___ EXTRACTED ENTRIES ___
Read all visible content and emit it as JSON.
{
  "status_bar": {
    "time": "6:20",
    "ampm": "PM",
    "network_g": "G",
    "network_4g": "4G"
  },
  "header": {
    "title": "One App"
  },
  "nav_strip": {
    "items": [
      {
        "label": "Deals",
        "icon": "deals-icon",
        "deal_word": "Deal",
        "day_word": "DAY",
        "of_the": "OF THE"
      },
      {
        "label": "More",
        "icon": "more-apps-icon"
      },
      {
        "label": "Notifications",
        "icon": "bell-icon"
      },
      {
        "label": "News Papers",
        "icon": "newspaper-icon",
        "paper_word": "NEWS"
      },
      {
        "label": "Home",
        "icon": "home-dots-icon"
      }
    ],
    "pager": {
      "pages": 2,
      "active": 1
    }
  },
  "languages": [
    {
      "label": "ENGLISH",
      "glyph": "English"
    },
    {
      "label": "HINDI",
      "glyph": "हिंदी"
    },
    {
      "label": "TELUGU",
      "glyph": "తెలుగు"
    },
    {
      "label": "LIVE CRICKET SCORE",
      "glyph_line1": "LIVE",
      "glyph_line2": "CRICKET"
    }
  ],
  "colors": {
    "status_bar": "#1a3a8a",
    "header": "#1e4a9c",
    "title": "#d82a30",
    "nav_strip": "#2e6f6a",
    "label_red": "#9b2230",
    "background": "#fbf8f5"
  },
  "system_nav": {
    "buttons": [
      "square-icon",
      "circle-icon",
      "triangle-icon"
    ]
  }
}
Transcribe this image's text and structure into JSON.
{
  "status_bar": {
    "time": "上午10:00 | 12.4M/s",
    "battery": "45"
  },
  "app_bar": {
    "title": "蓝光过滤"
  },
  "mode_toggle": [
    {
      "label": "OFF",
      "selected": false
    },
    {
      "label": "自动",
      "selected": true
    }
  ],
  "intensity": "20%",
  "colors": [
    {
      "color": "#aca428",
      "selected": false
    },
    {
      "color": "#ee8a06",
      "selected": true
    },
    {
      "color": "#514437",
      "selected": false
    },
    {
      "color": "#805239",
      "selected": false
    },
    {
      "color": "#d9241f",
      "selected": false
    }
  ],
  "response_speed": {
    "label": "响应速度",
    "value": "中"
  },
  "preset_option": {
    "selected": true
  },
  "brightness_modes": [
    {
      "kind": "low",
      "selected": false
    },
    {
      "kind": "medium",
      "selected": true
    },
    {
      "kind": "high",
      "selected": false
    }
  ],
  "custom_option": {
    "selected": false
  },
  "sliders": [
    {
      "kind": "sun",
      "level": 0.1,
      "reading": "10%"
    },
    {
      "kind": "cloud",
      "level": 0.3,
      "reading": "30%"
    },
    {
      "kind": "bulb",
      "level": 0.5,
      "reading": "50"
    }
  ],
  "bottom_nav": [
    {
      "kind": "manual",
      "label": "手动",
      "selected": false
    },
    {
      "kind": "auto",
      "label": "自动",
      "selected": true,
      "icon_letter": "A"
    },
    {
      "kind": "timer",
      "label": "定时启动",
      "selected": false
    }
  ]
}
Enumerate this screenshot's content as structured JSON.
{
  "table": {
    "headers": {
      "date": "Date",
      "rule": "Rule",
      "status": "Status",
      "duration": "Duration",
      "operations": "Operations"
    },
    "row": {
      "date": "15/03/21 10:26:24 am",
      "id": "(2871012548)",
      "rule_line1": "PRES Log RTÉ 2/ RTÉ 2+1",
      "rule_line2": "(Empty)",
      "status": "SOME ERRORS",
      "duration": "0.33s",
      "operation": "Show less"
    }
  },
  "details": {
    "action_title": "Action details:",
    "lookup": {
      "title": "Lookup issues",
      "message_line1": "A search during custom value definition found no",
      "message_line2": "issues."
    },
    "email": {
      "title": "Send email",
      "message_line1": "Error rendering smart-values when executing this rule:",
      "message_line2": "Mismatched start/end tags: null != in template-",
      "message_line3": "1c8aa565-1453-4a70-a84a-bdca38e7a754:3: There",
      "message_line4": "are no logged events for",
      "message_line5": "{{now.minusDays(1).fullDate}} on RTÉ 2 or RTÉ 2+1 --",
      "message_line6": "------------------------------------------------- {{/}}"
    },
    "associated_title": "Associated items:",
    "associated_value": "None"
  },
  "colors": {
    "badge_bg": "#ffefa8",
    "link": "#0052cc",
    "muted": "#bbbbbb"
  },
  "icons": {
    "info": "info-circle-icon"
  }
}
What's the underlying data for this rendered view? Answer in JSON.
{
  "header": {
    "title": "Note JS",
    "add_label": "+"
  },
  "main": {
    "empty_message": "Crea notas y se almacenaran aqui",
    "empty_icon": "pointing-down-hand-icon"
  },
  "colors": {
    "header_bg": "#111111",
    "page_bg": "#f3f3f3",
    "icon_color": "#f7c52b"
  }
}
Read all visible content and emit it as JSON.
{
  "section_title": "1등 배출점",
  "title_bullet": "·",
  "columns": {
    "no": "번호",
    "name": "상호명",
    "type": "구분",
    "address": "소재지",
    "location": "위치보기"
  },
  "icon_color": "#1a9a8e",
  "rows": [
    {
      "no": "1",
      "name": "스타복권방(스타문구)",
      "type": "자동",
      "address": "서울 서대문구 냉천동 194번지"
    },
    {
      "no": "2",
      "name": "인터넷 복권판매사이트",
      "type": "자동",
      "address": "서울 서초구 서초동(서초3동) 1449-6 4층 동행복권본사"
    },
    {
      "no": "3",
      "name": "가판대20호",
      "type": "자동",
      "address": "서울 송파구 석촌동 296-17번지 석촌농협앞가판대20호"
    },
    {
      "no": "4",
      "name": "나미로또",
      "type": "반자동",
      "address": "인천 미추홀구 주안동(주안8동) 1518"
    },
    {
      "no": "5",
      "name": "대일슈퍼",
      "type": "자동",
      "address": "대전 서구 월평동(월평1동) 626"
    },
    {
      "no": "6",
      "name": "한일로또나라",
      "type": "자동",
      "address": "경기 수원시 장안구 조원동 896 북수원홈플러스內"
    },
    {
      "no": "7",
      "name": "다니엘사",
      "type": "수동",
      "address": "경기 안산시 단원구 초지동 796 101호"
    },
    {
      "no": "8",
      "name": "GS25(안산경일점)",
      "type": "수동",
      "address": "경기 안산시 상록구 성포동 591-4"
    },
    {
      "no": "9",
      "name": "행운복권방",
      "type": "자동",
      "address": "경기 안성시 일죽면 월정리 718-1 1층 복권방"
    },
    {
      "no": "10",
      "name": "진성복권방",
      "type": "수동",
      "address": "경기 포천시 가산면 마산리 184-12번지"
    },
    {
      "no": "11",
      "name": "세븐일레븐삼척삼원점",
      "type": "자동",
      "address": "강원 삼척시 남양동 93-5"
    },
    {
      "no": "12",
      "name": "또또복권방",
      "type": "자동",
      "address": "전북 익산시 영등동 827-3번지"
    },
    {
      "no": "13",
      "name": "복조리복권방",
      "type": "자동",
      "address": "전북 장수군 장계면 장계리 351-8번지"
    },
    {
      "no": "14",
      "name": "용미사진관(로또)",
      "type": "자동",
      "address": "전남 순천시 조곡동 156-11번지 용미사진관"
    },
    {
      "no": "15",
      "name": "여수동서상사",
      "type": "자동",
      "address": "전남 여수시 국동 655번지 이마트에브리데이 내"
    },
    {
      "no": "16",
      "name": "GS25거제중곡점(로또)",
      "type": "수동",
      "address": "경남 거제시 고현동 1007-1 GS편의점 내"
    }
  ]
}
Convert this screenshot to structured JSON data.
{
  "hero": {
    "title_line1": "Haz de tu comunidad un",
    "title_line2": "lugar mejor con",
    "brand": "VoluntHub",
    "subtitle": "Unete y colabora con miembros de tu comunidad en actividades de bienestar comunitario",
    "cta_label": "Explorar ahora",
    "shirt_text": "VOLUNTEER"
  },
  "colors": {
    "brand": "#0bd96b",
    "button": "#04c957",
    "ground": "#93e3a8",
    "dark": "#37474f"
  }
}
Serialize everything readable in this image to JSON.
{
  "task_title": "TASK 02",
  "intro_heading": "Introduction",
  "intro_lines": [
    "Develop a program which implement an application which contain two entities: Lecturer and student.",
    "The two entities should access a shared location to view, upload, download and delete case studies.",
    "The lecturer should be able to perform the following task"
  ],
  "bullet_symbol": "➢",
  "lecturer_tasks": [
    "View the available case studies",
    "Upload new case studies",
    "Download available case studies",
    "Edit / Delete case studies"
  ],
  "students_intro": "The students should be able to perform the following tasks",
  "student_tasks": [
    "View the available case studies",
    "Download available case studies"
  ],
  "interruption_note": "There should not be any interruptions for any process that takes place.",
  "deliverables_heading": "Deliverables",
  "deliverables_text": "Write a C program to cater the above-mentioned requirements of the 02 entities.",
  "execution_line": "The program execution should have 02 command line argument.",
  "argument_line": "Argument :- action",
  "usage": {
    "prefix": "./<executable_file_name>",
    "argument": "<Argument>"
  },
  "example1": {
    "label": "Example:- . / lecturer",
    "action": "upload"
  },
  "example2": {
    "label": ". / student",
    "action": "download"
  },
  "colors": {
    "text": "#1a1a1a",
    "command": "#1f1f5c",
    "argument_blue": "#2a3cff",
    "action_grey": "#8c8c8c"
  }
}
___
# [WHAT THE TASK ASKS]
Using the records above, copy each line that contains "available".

# [SOLVED EXERCISE]
    "View the available case studies",
    "Download available case studies",
    "View the available case studies",
    "Download available case studies"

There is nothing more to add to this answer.